The uncertainty, which continued over the weekend, threatened OpenAI’s elevated valuation and Microsoft’s stock price, which dropped sharply as the market closed on Friday. “It’s a disruption that could potentially slow down the rate of innovation and that’s not going to be good for Microsoft,” said Rishi Jaluria, an analyst at RBC Capital Markets. “OpenAI was going at breakneck speed.”
At the same time, companies that depend on OpenAI’s software were hastily looking at competing technologies, such as Meta Plaforms Inc.’s large language model, known as Llama. “As a startup, we are worried now. Do we continue with them or not?” said Amr Awadallah, the CEO of Vectara, which creates chatbots for corporate data.
He said that the choice to continue with OpenAI or seek out a competitor would depend on reassurances from the company and Microsoft. “We need Microsoft to speak up and say everything is stable, we’ll continue to focus on our customers and partners,” Awadallah said. “We need to hear something like that to restore our confidence.”
As Altman and his allies tried to orchestrate a return Sunday, Musk posted on X that he was “very worried. Ilya has a good moral compass and does not seek power.
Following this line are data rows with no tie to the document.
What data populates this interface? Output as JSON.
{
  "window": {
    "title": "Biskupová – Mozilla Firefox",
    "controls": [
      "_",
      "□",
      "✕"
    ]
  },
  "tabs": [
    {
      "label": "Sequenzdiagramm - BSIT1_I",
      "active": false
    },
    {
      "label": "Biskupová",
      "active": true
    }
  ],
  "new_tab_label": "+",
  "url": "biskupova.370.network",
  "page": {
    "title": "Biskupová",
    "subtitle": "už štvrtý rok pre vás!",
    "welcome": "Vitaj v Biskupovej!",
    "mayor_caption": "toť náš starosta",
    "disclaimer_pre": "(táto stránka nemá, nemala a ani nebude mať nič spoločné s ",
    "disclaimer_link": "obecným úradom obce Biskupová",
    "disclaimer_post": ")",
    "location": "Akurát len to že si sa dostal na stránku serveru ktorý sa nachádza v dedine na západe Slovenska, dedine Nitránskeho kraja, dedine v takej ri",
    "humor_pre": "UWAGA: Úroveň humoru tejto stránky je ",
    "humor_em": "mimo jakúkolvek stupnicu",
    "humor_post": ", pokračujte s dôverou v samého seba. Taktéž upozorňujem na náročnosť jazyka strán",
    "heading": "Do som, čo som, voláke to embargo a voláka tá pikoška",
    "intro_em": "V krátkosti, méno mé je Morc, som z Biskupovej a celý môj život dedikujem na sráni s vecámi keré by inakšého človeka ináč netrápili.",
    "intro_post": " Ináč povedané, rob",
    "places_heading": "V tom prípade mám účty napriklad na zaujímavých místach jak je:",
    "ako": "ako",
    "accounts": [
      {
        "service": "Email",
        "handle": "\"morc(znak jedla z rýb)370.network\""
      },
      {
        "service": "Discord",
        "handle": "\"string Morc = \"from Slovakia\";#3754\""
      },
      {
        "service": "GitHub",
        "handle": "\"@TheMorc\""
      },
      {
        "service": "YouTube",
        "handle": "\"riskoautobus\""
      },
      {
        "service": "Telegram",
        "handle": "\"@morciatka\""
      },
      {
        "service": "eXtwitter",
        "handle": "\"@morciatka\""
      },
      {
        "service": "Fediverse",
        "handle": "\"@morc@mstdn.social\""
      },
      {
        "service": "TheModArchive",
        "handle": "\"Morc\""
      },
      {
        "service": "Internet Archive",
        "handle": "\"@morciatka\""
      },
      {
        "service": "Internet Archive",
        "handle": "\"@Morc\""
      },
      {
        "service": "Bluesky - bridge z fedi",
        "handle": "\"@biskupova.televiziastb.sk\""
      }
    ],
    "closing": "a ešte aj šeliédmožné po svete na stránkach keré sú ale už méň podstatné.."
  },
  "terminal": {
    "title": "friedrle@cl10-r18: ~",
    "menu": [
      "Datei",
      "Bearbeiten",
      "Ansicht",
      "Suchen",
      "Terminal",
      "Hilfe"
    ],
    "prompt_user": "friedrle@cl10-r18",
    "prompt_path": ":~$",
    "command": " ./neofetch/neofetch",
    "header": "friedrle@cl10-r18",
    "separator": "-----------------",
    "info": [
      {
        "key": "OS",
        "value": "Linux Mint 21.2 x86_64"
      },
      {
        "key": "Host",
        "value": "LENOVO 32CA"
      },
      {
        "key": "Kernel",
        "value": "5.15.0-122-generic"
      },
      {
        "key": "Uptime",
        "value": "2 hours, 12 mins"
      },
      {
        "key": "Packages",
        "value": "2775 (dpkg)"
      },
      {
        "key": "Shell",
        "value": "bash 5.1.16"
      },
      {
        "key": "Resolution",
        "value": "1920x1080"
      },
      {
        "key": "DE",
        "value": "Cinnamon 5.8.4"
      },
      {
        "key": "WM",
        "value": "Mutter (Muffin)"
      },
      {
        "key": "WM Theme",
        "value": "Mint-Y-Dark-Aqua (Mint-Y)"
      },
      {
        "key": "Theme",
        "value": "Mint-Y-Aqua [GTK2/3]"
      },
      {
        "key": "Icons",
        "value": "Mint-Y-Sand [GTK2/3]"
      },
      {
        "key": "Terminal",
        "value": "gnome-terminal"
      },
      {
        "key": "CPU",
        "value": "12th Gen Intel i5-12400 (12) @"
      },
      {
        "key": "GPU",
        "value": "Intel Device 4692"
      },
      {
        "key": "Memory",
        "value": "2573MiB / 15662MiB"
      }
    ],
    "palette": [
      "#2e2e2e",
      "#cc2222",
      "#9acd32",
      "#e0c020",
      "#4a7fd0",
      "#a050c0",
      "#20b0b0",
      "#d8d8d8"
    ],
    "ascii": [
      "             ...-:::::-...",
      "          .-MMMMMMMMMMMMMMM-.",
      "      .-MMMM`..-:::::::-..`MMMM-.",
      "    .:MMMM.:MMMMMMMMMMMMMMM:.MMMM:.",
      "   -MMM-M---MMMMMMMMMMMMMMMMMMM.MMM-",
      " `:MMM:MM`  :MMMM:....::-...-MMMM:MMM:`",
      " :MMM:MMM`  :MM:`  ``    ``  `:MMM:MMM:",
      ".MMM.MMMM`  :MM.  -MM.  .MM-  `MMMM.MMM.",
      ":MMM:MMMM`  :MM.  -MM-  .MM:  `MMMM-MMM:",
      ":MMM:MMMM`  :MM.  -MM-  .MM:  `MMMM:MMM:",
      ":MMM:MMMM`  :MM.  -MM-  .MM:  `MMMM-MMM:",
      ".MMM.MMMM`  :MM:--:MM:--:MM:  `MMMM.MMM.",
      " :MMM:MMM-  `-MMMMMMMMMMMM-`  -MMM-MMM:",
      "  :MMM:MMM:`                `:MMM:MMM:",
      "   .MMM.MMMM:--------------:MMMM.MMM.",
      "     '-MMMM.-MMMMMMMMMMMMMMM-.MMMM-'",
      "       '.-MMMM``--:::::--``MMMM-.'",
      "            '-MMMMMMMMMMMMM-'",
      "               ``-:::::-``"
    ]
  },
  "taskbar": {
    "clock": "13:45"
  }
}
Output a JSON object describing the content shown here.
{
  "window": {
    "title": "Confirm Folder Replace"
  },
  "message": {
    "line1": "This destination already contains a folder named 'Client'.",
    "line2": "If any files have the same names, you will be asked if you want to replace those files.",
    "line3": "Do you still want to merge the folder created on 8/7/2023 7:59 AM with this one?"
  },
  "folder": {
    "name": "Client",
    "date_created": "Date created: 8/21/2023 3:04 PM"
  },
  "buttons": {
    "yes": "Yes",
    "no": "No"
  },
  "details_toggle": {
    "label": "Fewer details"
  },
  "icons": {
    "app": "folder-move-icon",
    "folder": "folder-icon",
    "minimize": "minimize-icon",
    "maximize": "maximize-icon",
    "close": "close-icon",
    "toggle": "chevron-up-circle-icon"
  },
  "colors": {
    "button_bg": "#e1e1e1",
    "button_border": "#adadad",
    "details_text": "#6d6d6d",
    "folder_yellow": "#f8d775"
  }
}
He would not take such drastic action unless he felt it was absolutely necessary.” Sutskever later told staff that the decision to hire Shear was a clear sign Altman wasn’t coming back.